January 27, 2012 | Brooklyn College
Brooklyn, N.Y.—This past November, a league of Brooklyn College alumni, professors and students celebrated the second successful year of a monthlong festival of Caribbean cinema through art exhibitions, essays, fashion, panel discussions, live performances and, of course, film.
“I would love to bring it back to Flatbush,” said Shelley Worrell ’00, executive director of CariBBeing, which produces the annual festival. “I think it belongs here; this is where we live and work. We belong in Flatbush.”
Worrell, who is Trinidadian American, first conceived the idea for a Caribbean film festival as a student at Brooklyn College, but at the time she did not have the resources or experience necessary to execute the project. After a few failed attempts at tackling the project on her own, Worrell decided to put the project on hold.
Fortunately, fate intervened. While enjoying a quick break at Starbucks, Worrell ran into fellow alumna and “good friend” Assemblywoman Rhoda Jacobs ’62. After a conversation and a couple of lattes, Jacobs agreed to help pitch the event to Brooklyn College.
With student government and such organizations as the Caribbean Students Union and the Haitian-American Students Association ready to contribute, as well as personal checks from faculty, support from Councilman Jumaane Williams, and in-kind donations from local businesses, Worrell got her festival: one day of film, performances and a panel discussion in Whitman Theater, with a central focus on the devastation in Haiti following the 2010 earthquake.
This year, the festival experienced growth in attendance, programming and local news coverage. Even so, the move to Harlem and Fort Greene made it difficult to engage Flatbush businesses and others from the neighborhood. But with seven screenings, more nights and supplemental programming along with assistance from student organizations and fellow alumni, it’s hard to see how a decrease in financial support affected the overall execution of the festival.

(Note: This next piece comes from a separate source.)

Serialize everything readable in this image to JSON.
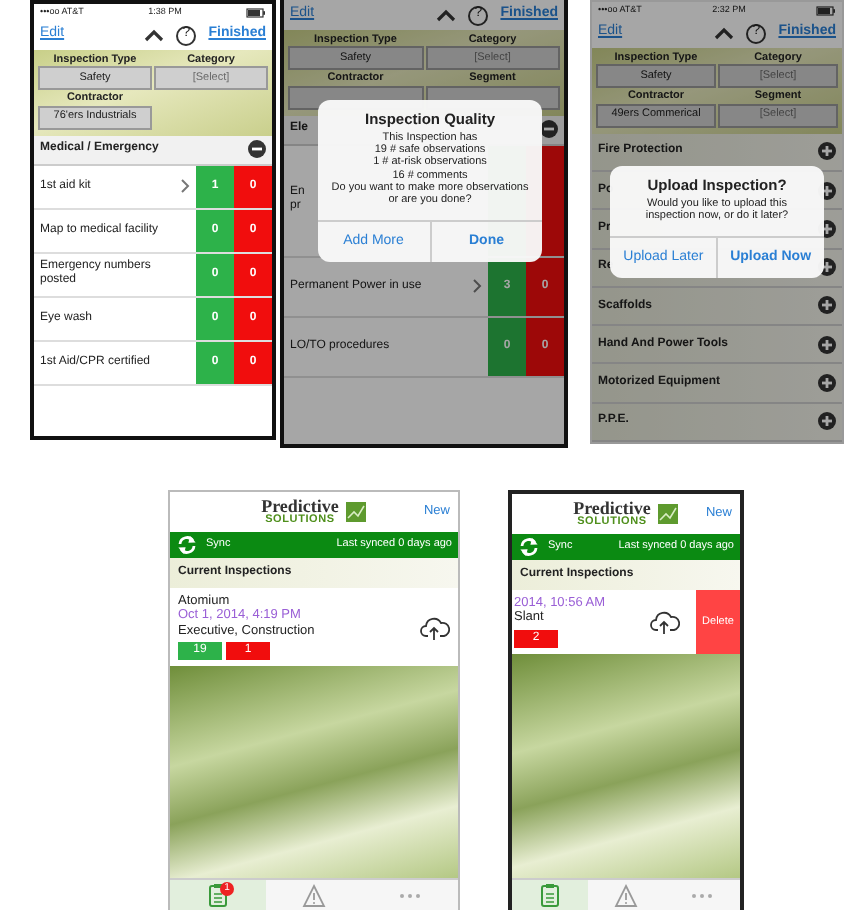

Worrell attested that without the help of Brooklyn College student volunteers who passed out flyers, artists who schlepped their own work to venues, and family and friends who provided baked goods for the reception, none of this would have been possible. “We are doing more with less,” she stated.
In some ways, working with less presented unique opportunities for Worrell. She created an impressive art exhibit for MoCADA gallery and has been requested to curate for other exhibits since the festival began in late October.
For George Cunningham, professor of Africana studies, working with less may have provided Worrell and her colleagues the stimulus to grow and reimagine a more ambitious event. “The Department of Africana Studies is very happy to have provided a kind of seed experience, seed money and support for this,” said Cunningham. “I hope what we did last year affirmed what they were doing and showed them greater possibilities.”
Where the festival will call home next year is still unclear, but many at Brooklyn College hope to see it return to campus. Should funds be available, Cunningham would like to see a partnership that builds upon the marked success the festival has achieved. Jonathan Douek, president of CLAS student government, would like to see at least one of the screenings held on campus in 2012: “Brooklyn College is one of the most diverse schools in America, and people want to be represented.”